On 28 January 2016, the Michigan state senate passed SB219, a bill from Republican senator Rick Jones (commonly known as "Logan's Law") which amended a portion of the Michigan penal code pertaining to animal cruelty (primarily to crack down on the breeding, sale, and use of animals for "fighting and baiting" activities such as dogfights), by preventing anyone convicted of animal abuse from owning another animal for five years:
A person shall not knowingly do any of the following:
(a) Own, possess, use, buy, sell, offer to buy or sell, import, or export an animal for fighting or baiting, or as a target to be shot at as a test of skill in marksmanship.
(b) Be a party to or cause the fighting, baiting, or shooting of an animal as described in subdivision (a).
(c) Rent or otherwise obtain the use of a building, shed, room, yard, ground, or premises for fighting, baiting, or shooting an animal as described in subdivision (a).
(d) Permit the use of a building, shed, room, yard, ground, or premises belonging to him or her or under his or her control for any of the purposes described in this section.
(e) Organize, promote, or collect money for the fighting, baiting, or shooting of an animal as described in subdivisions (a)
(f) Be present at a building, shed, room, yard, ground, or premises where preparations are being made for an exhibition described in subdivisions (a) to (d), or be present at the exhibition, knowing that an exhibition is taking place or about to take place.
(g) Breed, buy, sell, offer to buy or sell, exchange, import, or export an animal the person knows has been trained or used for fighting as described in subdivisions (a) to (d), or breed, buy, sell, offer to buy or sell, exchange, import, or export the offspring of an animal the person knows has been trained or used for fighting as described in subdivisions (a) to (d). This subdivision does not prohibit owning, breeding, buying, selling, offering to buy or sell, exchanging, importing, or exporting an animal for agricultural or agricultural exposition purposes.
(h) Own, possess, use, buy, sell, offer to buy or sell, transport, or deliver any device or equipment intended for use in the fighting, baiting, or shooting of an animal as described in subdivisions (a) to (d).
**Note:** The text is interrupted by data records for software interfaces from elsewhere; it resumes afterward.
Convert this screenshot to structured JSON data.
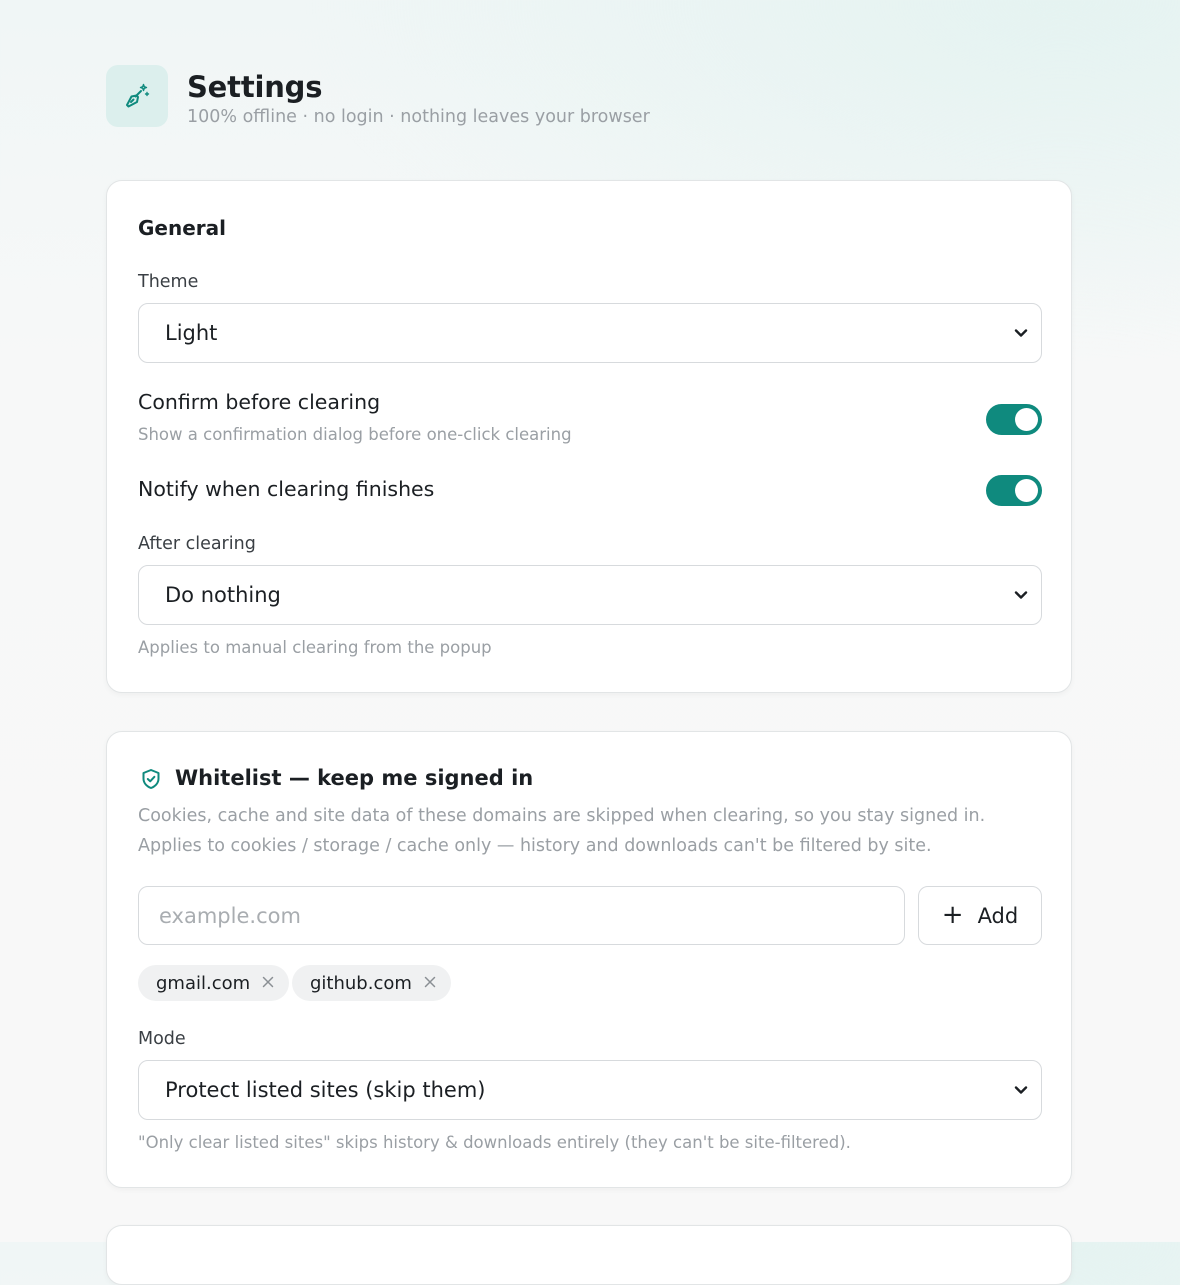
{
  "header": {
    "title": "Settings",
    "subtitle": "100% offline · no login · nothing leaves your browser",
    "logo_icon": "broom-sparkle-icon"
  },
  "colors": {
    "accent": "#0f8a7e",
    "muted_text": "#9a9fa4",
    "logo_bg": "#dcefed"
  },
  "general": {
    "title": "General",
    "theme_label": "Theme",
    "theme_value": "Light",
    "confirm_title": "Confirm before clearing",
    "confirm_hint": "Show a confirmation dialog before one-click clearing",
    "confirm_on": true,
    "notify_title": "Notify when clearing finishes",
    "notify_on": true,
    "after_label": "After clearing",
    "after_value": "Do nothing",
    "after_hint": "Applies to manual clearing from the popup"
  },
  "whitelist": {
    "icon": "shield-check-icon",
    "title": "Whitelist — keep me signed in",
    "description": "Cookies, cache and site data of these domains are skipped when clearing, so you stay signed in. Applies to cookies / storage / cache only — history and downloads can't be filtered by site.",
    "input_placeholder": "example.com",
    "add_label": "Add",
    "domains": [
      "gmail.com",
      "github.com"
    ],
    "mode_label": "Mode",
    "mode_value": "Protect listed sites (skip them)",
    "mode_hint": "\"Only clear listed sites\" skips history & downloads entirely (they can't be site-filtered)."
  }
}
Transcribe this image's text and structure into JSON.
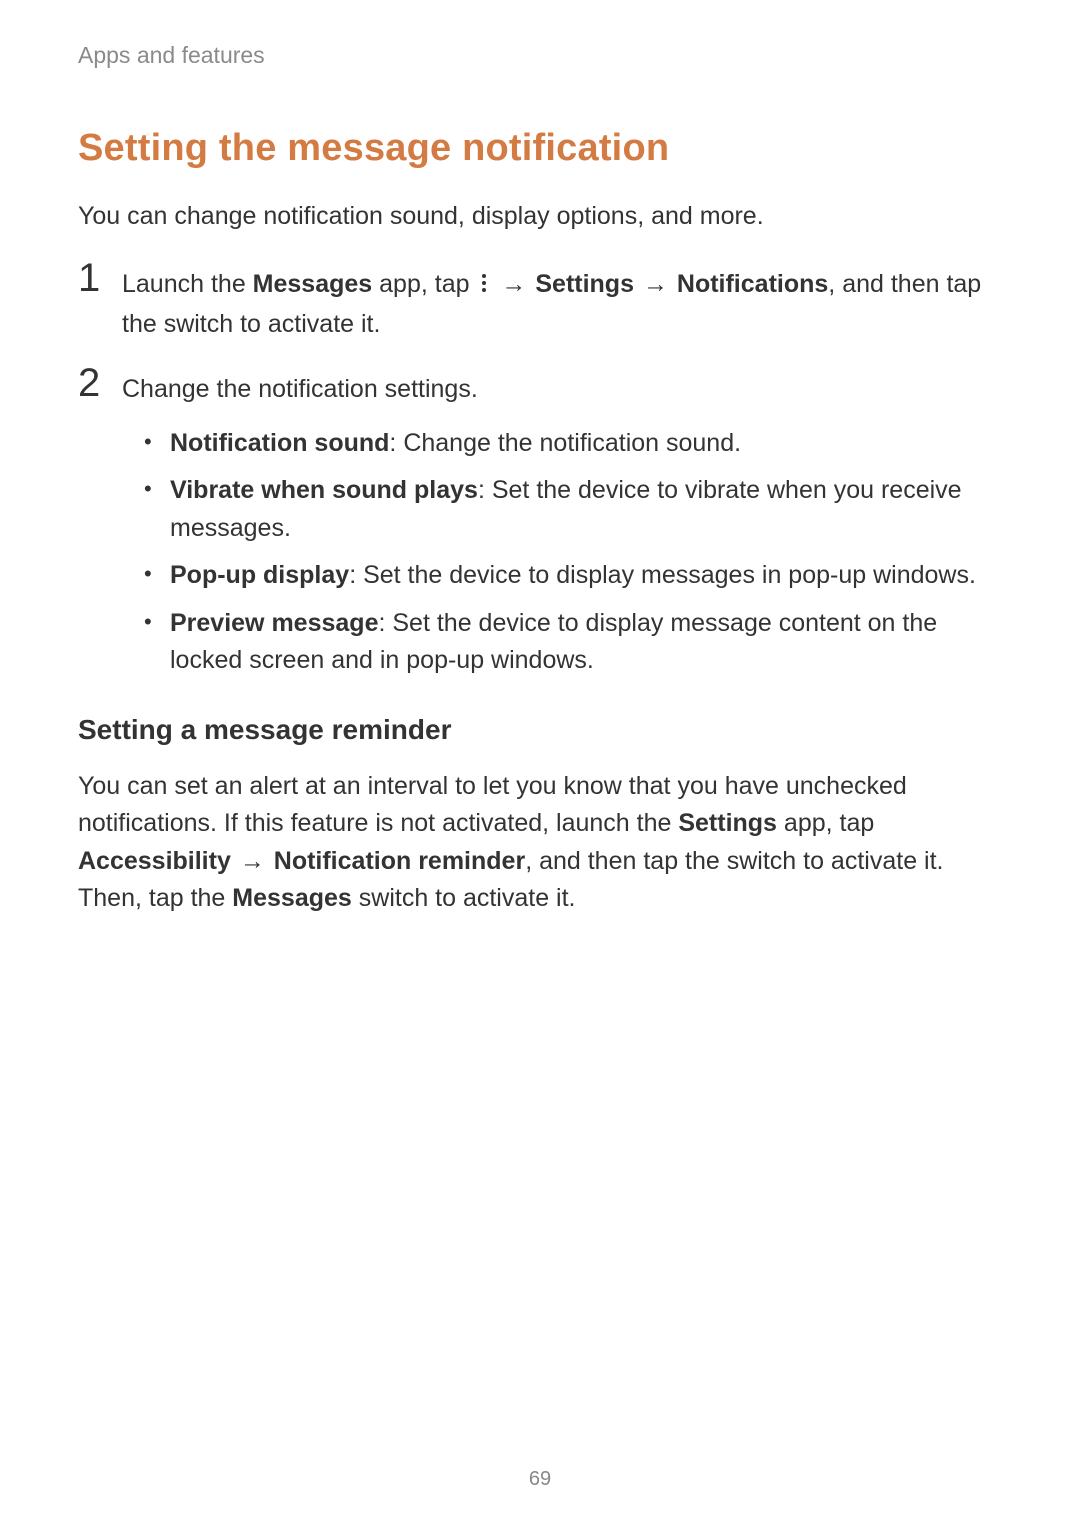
{
  "header": {
    "breadcrumb": "Apps and features"
  },
  "section": {
    "title": "Setting the message notification",
    "intro": "You can change notification sound, display options, and more."
  },
  "steps": {
    "s1": {
      "prefix": "Launch the ",
      "app_name": "Messages",
      "mid1": " app, tap ",
      "icon_name": "more-options-icon",
      "arrow1": "→",
      "settings_label": "Settings",
      "arrow2": "→",
      "notifications_label": "Notifications",
      "suffix": ", and then tap the switch to activate it."
    },
    "s2": {
      "text": "Change the notification settings.",
      "bullets": [
        {
          "label": "Notification sound",
          "desc": ": Change the notification sound."
        },
        {
          "label": "Vibrate when sound plays",
          "desc": ": Set the device to vibrate when you receive messages."
        },
        {
          "label": "Pop-up display",
          "desc": ": Set the device to display messages in pop-up windows."
        },
        {
          "label": "Preview message",
          "desc": ": Set the device to display message content on the locked screen and in pop-up windows."
        }
      ]
    }
  },
  "sub": {
    "title": "Setting a message reminder",
    "para_prefix": "You can set an alert at an interval to let you know that you have unchecked notifications. If this feature is not activated, launch the ",
    "settings_app": "Settings",
    "mid1": " app, tap ",
    "accessibility_label": "Accessibility",
    "arrow": "→",
    "notif_reminder": "Notification reminder",
    "mid2": ", and then tap the switch to activate it. Then, tap the ",
    "messages_label": "Messages",
    "suffix": " switch to activate it."
  },
  "footer": {
    "page_number": "69"
  }
}
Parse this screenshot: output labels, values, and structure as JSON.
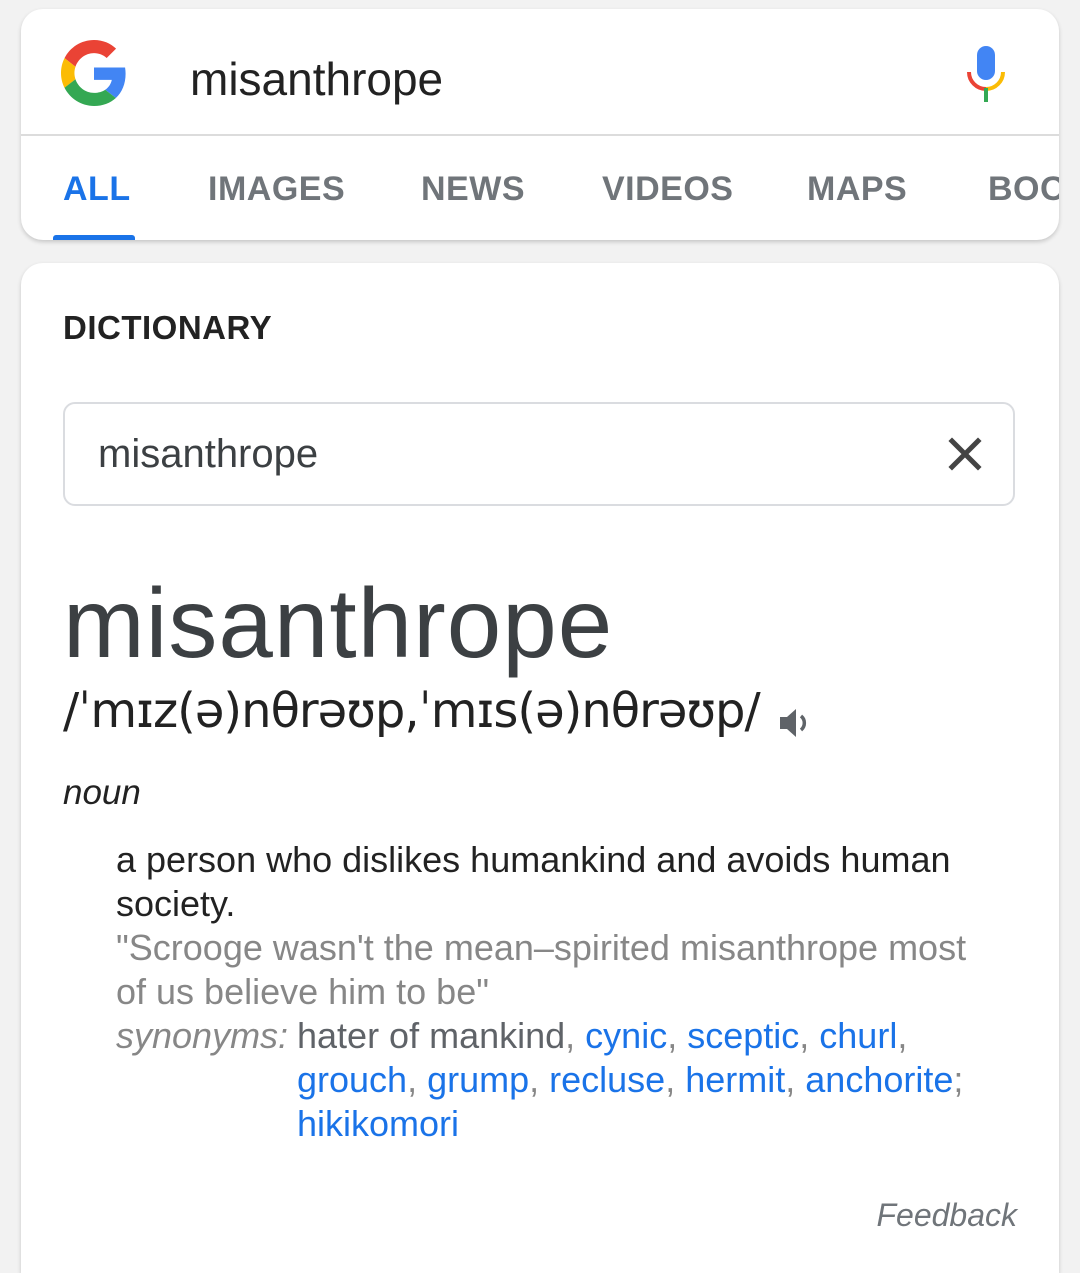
{
  "search": {
    "query": "misanthrope"
  },
  "tabs": [
    {
      "label": "ALL",
      "active": true
    },
    {
      "label": "IMAGES"
    },
    {
      "label": "NEWS"
    },
    {
      "label": "VIDEOS"
    },
    {
      "label": "MAPS"
    },
    {
      "label": "BOO"
    }
  ],
  "dictionary": {
    "section_label": "DICTIONARY",
    "input_value": "misanthrope",
    "headword": "misanthrope",
    "phonetic": "/ˈmɪz(ə)nθrəʊp,ˈmɪs(ə)nθrəʊp/",
    "part_of_speech": "noun",
    "definition": "a person who dislikes humankind and avoids human society.",
    "example": "\"Scrooge wasn't the mean–spirited misanthrope most of us believe him to be\"",
    "synonyms_label": "synonyms:",
    "synonyms": [
      {
        "word": "hater of mankind",
        "link": false
      },
      {
        "word": "cynic",
        "link": true
      },
      {
        "word": "sceptic",
        "link": true
      },
      {
        "word": "churl",
        "link": true
      },
      {
        "word": "grouch",
        "link": true
      },
      {
        "word": "grump",
        "link": true
      },
      {
        "word": "recluse",
        "link": true
      },
      {
        "word": "hermit",
        "link": true
      },
      {
        "word": "anchorite",
        "link": true
      },
      {
        "word": "hikikomori",
        "link": true
      }
    ],
    "feedback": "Feedback"
  },
  "icons": {
    "logo": "google-g-icon",
    "mic": "microphone-icon",
    "clear": "close-icon",
    "speaker": "speaker-icon"
  },
  "colors": {
    "accent": "#1a73e8",
    "g_blue": "#4285F4",
    "g_red": "#EA4335",
    "g_yellow": "#FBBC05",
    "g_green": "#34A853"
  }
}
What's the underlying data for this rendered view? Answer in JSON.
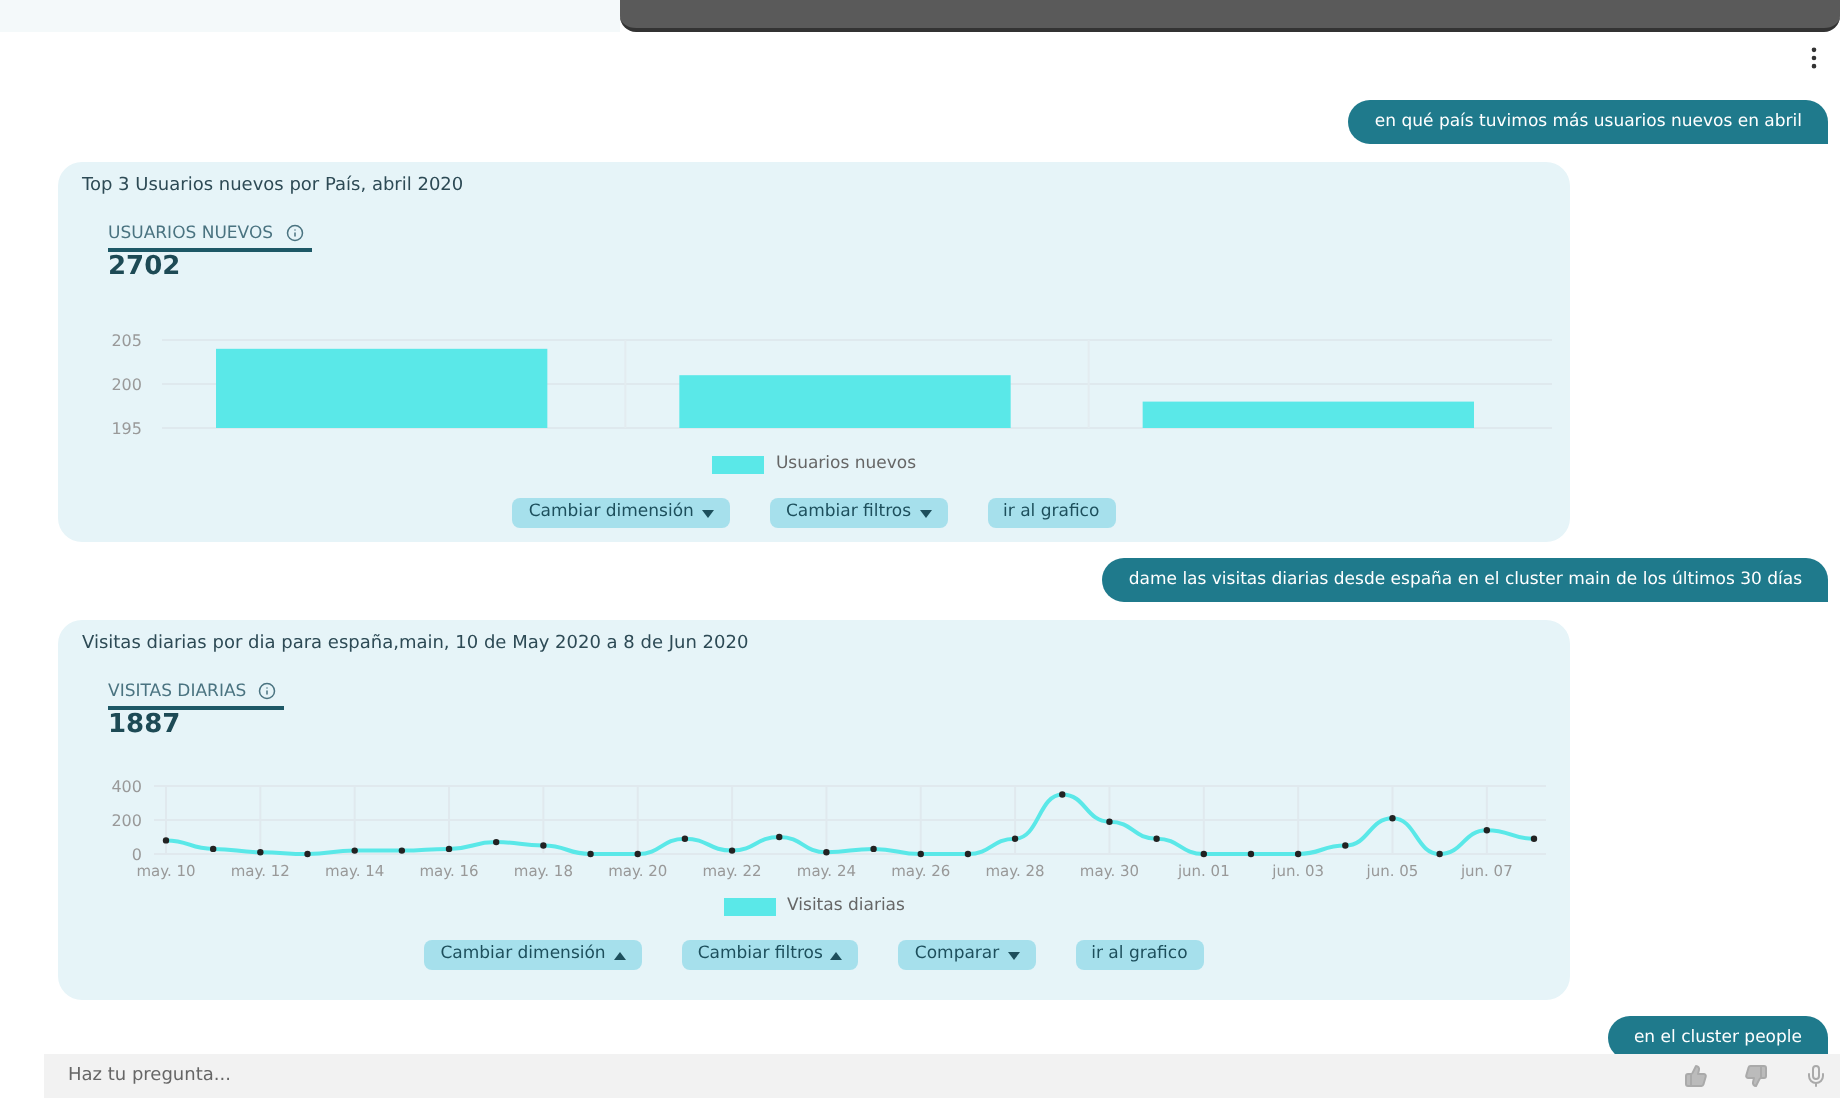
{
  "messages": [
    {
      "kind": "user",
      "text": "en qué país tuvimos más usuarios nuevos en abril"
    },
    {
      "kind": "card",
      "title": "Top 3 Usuarios nuevos por País, abril 2020",
      "metric": {
        "label": "USUARIOS NUEVOS",
        "value": "2702"
      },
      "chart_data": {
        "type": "bar",
        "series": [
          {
            "name": "Usuarios nuevos",
            "color": "#5ae8e8",
            "values": [
              204,
              201,
              198
            ]
          }
        ],
        "ylim": [
          195,
          205
        ],
        "yticks": [
          195,
          200,
          205
        ],
        "grid": true
      },
      "buttons": [
        {
          "label": "Cambiar dimensión",
          "kind": "dropdown"
        },
        {
          "label": "Cambiar filtros",
          "kind": "dropdown"
        },
        {
          "label": "ir al grafico",
          "kind": "plain"
        }
      ]
    },
    {
      "kind": "user",
      "text": "dame las visitas diarias desde españa en el cluster main de los últimos 30 días"
    },
    {
      "kind": "card",
      "title": "Visitas diarias por dia para españa,main, 10 de May 2020 a 8 de Jun 2020",
      "metric": {
        "label": "VISITAS DIARIAS",
        "value": "1887"
      },
      "chart_data": {
        "type": "line",
        "categories": [
          "may. 10",
          null,
          "may. 12",
          null,
          "may. 14",
          null,
          "may. 16",
          null,
          "may. 18",
          null,
          "may. 20",
          null,
          "may. 22",
          null,
          "may. 24",
          null,
          "may. 26",
          null,
          "may. 28",
          null,
          "may. 30",
          null,
          "jun. 01",
          null,
          "jun. 03",
          null,
          "jun. 05",
          null,
          "jun. 07",
          null
        ],
        "series": [
          {
            "name": "Visitas diarias",
            "color": "#5ae8e8",
            "marker": true,
            "values": [
              80,
              30,
              10,
              0,
              20,
              20,
              30,
              70,
              50,
              0,
              0,
              90,
              20,
              100,
              10,
              30,
              0,
              0,
              90,
              350,
              190,
              90,
              0,
              0,
              0,
              50,
              210,
              0,
              140,
              90
            ]
          }
        ],
        "ylim": [
          0,
          400
        ],
        "yticks": [
          0,
          200,
          400
        ],
        "grid": true
      },
      "buttons": [
        {
          "label": "Cambiar dimensión",
          "kind": "dropup"
        },
        {
          "label": "Cambiar filtros",
          "kind": "dropup"
        },
        {
          "label": "Comparar",
          "kind": "dropdown"
        },
        {
          "label": "ir al grafico",
          "kind": "plain"
        }
      ]
    },
    {
      "kind": "user",
      "text": "en el cluster people"
    }
  ],
  "input": {
    "placeholder": "Haz tu pregunta..."
  }
}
However, the law also applies to acts of bestiality, and acts of both bestiality and sodomy are addressed by the same portion of the state penal code. Thus this bill to amend a section the Michigan Penal Code pertaining to animal cruelty drew national public notice due to its inclusion of a sentence establishing it as a felony for anyone to "commit the abominable and detestable crime against nature either with mankind or with any animal":
This passage prompted spurred dozens of publications to pen articles reporting that the Michigan senate had passed a bill that outlawed sodomy (i.e., any sexual act other than vaginal intercourse between opposite-sex partners). Other publications took the rumor a step further and maintained that there was a new law in Michigan forbidding anal and oral sex. When the rumor hit social media, it grew even more exaggerated, with some posts claiming that adults engaging in anal sex would be sentenced to prison for 15 years.
While it is true that the Michigan Senate recently passed a bill that included language referring to a person who commits "crimes against nature with mankind," several misconceptions about this piece of legislation have been widely spread:
First, this isn't a new law. The Michigan Penal Code was first written in 1931, and it included the language in question long before the January 2016 senate vote of amending portions related to animal cruelty. Second, while this bill did pass the state senate by a 38-1 vote, it has not yet been passed by the state house of representatives or signed into law by the governor. Finally, in 2003 the Supreme Court struck down Texas' sodomy law in 2003 and invalidated similar sodomy laws in 13 other states. Although several states (including Michigan) still have laws on the books criminalizing sodomy, these laws cannot be enforced.
GOP Senator Rick Jones, one of the sponsors of SB219, said that the language referring to "crimes against nature" was purposefully left intact in order to give the bill a chance to pass through the senate:
Jones [said] that a blogger in Texas distorted the bill to make it sound like it applies to people. That information was then circulated around social media. He adds that sodomy is already illegal under current Michigan law and that his bill simply added specific language meant to protect animals.
"The minute I cross that line and I start talking about the other stuff, I won't even get another hearing. It'll be done. Nobody wants to touch it. I would rather not even bring up the topic, because I know what would happen. You'd get both sides screaming and you end up with a big fight that's not needed because it's unconstitutional."
"If we could put a bill in that said anything that's unconstitutional be removed from the legal books of Michigan, that's probably something I could vote for. But am I going to mess up this dog bill that everybody wants? No."
Jones says his legislation does not change current law as far as sodomy between people.
The Michigan Penal Code still contains language stating that a person who commits "crimes against nature with mankind" is guilty of a felony punishable by up to 15 years in prison. While this language is outdated and in direct opposition of the Supreme Court's Lawrence v. Texas ruling, it still requires the efforts of lawmakers to be removed. When the Michigan Senate passed SB219, the senators opted for reasons of practicality to focus on implementing stronger animal cruelty laws and ignore language referring to a unenforceable, decades-old sodomy law.